Between a rock and a hard place; no oral modification clauses

Paris Bradley


Most contract law students will know the tantalising case of Rock Advertising Ltd v MWB Business Exchange Centres Ltd ([2016] EWCA Civ 553), which questioned whether:

  • a contract can be orally varied by the parties even when it contains a no oral modification (NOM) clause; and
  • an agreement to accept less to receive a practical benefit is binding.

In 2018 the Supreme Court answered no to both of these questions.
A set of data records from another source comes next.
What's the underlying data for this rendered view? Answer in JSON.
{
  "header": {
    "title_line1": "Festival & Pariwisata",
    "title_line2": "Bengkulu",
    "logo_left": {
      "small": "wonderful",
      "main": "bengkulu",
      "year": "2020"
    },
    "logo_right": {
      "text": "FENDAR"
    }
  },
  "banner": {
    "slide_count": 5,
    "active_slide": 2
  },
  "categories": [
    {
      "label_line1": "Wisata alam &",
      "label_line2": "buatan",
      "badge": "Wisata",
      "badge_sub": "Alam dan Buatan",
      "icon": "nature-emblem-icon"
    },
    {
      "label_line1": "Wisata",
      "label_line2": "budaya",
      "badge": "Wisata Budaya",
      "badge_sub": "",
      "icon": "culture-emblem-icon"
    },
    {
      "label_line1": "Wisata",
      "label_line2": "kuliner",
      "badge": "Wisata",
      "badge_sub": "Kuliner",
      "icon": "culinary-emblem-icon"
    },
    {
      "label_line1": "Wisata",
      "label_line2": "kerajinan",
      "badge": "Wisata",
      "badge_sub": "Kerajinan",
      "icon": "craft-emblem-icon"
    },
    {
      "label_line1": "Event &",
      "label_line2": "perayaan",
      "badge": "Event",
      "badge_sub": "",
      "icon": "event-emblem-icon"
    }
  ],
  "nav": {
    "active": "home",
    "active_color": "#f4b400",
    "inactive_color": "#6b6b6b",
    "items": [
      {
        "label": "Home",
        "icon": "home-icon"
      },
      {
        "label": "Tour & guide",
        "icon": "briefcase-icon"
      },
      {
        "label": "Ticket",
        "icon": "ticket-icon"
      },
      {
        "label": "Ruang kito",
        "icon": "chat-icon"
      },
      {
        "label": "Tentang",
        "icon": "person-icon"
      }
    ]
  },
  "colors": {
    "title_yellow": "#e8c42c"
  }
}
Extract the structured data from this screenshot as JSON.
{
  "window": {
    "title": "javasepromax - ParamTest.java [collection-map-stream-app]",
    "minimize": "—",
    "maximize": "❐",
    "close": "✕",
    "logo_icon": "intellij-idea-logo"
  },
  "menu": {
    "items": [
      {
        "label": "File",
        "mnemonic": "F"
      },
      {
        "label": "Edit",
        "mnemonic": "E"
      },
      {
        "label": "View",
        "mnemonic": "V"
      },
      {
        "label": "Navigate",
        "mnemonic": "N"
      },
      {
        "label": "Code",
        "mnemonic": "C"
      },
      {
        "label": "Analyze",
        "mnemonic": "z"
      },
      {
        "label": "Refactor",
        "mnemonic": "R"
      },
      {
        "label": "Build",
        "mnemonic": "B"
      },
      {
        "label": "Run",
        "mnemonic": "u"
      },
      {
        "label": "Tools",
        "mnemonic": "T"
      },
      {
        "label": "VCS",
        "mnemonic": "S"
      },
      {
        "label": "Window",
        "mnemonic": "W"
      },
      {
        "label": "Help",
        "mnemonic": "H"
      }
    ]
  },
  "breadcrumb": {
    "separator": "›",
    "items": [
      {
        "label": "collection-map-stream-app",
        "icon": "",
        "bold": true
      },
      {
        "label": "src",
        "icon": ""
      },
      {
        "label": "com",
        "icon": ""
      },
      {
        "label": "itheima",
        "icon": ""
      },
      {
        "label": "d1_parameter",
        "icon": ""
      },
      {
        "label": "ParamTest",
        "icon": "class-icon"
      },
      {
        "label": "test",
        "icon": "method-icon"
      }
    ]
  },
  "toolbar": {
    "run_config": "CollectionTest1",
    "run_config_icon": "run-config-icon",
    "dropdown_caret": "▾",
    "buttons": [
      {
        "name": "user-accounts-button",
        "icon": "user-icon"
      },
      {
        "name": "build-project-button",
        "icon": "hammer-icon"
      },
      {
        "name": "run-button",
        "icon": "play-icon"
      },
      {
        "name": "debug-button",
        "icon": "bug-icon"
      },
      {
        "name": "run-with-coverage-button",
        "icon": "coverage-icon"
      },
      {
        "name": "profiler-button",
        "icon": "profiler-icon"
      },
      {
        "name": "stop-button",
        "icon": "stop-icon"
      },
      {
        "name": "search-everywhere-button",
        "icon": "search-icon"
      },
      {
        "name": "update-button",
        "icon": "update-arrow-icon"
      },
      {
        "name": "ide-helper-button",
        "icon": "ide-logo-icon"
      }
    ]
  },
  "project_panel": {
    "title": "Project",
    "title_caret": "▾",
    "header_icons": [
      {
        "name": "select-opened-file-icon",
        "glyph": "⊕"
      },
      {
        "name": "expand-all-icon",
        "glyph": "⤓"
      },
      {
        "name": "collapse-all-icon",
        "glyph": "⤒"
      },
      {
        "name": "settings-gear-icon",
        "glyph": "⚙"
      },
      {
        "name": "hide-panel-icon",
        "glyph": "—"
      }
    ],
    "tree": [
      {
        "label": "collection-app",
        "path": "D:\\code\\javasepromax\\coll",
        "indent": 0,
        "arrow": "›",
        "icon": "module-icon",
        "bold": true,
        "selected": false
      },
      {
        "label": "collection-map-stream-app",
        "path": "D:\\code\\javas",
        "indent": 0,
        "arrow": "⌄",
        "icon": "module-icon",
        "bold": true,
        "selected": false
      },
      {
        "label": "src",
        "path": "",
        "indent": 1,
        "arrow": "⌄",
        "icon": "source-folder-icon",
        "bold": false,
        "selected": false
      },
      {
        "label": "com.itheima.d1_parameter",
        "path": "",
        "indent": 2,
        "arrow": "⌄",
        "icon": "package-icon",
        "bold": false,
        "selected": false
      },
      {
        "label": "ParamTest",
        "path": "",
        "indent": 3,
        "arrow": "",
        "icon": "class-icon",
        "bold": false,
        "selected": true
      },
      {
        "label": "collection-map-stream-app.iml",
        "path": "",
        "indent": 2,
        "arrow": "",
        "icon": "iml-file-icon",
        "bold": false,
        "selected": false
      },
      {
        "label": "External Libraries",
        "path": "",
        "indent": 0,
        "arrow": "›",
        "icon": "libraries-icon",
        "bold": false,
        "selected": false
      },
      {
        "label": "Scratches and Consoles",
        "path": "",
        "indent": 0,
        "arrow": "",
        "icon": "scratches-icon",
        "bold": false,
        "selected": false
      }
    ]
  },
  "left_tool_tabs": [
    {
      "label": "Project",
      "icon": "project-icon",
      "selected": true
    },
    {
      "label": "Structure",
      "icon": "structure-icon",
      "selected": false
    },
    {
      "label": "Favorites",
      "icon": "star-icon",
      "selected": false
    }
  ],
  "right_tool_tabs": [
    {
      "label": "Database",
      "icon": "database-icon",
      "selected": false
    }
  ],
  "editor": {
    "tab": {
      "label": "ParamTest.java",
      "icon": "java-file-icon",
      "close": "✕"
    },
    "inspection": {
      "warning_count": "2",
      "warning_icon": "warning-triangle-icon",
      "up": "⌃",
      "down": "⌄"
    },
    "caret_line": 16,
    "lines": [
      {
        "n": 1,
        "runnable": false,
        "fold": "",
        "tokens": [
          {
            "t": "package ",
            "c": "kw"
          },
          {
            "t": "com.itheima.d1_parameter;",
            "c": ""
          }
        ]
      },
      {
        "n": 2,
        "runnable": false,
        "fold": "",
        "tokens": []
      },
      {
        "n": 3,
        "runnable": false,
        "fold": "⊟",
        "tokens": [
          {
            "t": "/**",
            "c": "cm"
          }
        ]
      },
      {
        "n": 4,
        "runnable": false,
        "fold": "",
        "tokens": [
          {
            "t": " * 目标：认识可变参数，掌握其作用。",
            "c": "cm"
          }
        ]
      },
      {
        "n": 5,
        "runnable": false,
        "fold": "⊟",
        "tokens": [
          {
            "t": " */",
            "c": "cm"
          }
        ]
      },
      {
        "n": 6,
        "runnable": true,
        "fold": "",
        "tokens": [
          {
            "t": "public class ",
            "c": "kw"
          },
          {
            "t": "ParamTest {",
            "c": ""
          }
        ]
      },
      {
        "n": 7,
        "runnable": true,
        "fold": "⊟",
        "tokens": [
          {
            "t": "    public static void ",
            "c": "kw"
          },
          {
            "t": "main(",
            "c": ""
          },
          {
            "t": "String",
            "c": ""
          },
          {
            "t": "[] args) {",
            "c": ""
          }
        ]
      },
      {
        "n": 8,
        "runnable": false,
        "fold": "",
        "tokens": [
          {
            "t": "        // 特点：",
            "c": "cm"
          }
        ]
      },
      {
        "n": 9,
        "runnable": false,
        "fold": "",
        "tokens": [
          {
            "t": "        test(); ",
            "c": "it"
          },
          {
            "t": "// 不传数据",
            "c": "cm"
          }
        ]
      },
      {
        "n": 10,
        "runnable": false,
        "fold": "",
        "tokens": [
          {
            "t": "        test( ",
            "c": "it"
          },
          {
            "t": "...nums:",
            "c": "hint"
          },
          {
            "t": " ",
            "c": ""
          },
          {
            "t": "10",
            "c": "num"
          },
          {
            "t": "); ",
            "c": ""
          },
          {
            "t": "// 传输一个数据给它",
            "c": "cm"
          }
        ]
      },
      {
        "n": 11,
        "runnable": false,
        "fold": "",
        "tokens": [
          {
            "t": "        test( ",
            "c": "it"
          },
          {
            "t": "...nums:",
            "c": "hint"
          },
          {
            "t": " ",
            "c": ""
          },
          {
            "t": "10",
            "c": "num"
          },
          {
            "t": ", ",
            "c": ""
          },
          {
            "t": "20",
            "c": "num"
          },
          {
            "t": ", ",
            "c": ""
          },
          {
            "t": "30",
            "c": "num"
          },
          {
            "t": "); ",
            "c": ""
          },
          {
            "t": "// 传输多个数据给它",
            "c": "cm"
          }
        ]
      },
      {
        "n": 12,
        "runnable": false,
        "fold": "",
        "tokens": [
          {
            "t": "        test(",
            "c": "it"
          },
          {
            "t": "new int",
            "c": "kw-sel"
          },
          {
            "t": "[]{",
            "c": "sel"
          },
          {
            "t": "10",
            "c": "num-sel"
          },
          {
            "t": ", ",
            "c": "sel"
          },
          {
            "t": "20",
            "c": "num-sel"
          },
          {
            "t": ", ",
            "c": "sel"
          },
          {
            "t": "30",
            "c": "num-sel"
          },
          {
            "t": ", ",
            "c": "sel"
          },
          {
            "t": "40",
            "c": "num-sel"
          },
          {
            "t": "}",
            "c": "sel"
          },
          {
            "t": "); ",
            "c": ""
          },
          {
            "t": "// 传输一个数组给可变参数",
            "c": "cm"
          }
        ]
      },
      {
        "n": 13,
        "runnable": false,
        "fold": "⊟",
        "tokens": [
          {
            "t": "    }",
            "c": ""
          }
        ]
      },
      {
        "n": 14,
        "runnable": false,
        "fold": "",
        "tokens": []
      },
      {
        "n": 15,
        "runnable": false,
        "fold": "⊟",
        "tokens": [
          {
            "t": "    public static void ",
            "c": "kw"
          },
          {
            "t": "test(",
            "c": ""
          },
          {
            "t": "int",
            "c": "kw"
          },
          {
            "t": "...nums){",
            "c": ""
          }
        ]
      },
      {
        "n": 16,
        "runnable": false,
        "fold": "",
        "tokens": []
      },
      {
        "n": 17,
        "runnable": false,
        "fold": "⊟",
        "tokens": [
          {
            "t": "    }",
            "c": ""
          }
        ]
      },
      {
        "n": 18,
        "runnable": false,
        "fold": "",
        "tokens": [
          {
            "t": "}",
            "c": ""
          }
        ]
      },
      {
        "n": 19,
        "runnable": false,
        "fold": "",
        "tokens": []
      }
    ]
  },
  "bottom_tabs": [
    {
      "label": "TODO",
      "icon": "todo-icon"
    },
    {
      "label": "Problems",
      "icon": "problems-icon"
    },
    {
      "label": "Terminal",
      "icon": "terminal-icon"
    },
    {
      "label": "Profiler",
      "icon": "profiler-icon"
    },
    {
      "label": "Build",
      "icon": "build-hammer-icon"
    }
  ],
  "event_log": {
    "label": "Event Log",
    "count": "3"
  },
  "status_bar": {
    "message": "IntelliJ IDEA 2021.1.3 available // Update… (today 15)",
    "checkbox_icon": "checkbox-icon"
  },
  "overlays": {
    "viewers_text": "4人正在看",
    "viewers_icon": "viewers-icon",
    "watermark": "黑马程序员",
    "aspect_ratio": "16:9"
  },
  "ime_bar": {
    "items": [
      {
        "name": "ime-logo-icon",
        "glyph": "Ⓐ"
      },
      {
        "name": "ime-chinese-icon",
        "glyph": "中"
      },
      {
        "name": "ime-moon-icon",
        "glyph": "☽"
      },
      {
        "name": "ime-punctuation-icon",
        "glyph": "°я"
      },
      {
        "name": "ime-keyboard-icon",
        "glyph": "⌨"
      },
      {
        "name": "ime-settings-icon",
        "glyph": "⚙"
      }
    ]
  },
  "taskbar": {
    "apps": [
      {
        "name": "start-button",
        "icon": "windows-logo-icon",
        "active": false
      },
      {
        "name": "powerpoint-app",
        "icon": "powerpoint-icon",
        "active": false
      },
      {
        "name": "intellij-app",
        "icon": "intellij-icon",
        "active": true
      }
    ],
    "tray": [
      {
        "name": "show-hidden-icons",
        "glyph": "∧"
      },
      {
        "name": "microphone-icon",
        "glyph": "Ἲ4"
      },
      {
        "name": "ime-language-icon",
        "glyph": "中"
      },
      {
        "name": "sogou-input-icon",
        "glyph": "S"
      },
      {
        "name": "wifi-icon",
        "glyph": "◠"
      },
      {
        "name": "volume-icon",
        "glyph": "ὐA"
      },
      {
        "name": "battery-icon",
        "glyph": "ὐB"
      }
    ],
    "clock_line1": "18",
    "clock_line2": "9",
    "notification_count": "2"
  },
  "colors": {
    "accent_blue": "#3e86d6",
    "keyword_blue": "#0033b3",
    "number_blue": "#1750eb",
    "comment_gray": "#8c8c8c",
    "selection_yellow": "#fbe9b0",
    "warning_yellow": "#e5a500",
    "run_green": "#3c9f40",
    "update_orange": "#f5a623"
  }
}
This decision will have broad ramifications for all types of contract.


For those who are unfamiliar with Rock, it concerned a property licence agreement. MWB managed office space which Rock occupied as a licensee. Rock became unable to pay the rent, falling into arrears. MWB terminated the arrangement and sued for arrears. 

Rock claimed that it had made an oral agreement with MWB to adjust the repayments to allow the arrears to be cleared over a longer period. The revised agreement involved Rock paying a lump sum of £3,500 on the same day on which the revised agreement was discussed. MWB still went on to evict Rock, which counterclaimed for wrongful exclusion from the premises.

MWB denied the revised oral agreement, stating that had there been a variation of the contract, it would have had to have been in writing as oral variations were not permitted (NOM clause) and there was lack of consideration to support any variation.

Court of Appeal decision

The Court of Appeal held that the NOM clause did not preclude variation, placing weight on party autonomy. Further, if one party derives a benefit from a promise to pay less money (in this case, the practical benefit of the premises being occupied), this will be sufficient consideration as per Williams v Roffey Bros. Therefore, the oral variation was binding.

Supreme Court decision

Fast forward to 2018; Lady Hale, Lord Wilson, Lord Sumption, Lord Lloyd-Jones and Lord Briggs allowed MWB’s appeal and upheld the NOM clause. Subsequently, because the oral variation was found to be invalid, it was unnecessary for the court to deal with the thorny issue of consideration. According to Sumption:

In Williams v Roffey Bros & Nicholls (Contractors) Ltd [1991] 1 QB 1, the Court of Appeal held that an expectation of commercial advantage was good consideration. The problem about this was that practical expectation of benefit was the very thing which the House of Lords held not to be adequate consideration in Foakes v Beer (1884) 9 App Cas 605… The reality is that any decision on this point is likely to involve a re-examination of the decision in Foakes v Beer. It is probably ripe for re-examination. ([2018] UKSC 24[18].)

I would advise readers (with a big cup of tea and plenty of time) to check-out the historic cases of Williams and Foakes. 


The benefit of the Rock judgment is that contract uncertainty has been curtailed, albeit at the expense of reducing flexibility between contracting parties. The Supreme Court touched upon the latter, by highlighting that parties which are bound by a NOM clause can conclude a later agreement to vary the terms. However, this must include an express agreement between the parties to remove the NOM clause.

Unfortunately for Rock, the oral variation did not mention the parties’ NOM clause.

The moral of the story for law students is that in order to avoid ‘he said, she said, they said’ situations, parties should write down variations and agree to give the NOM clause the chop.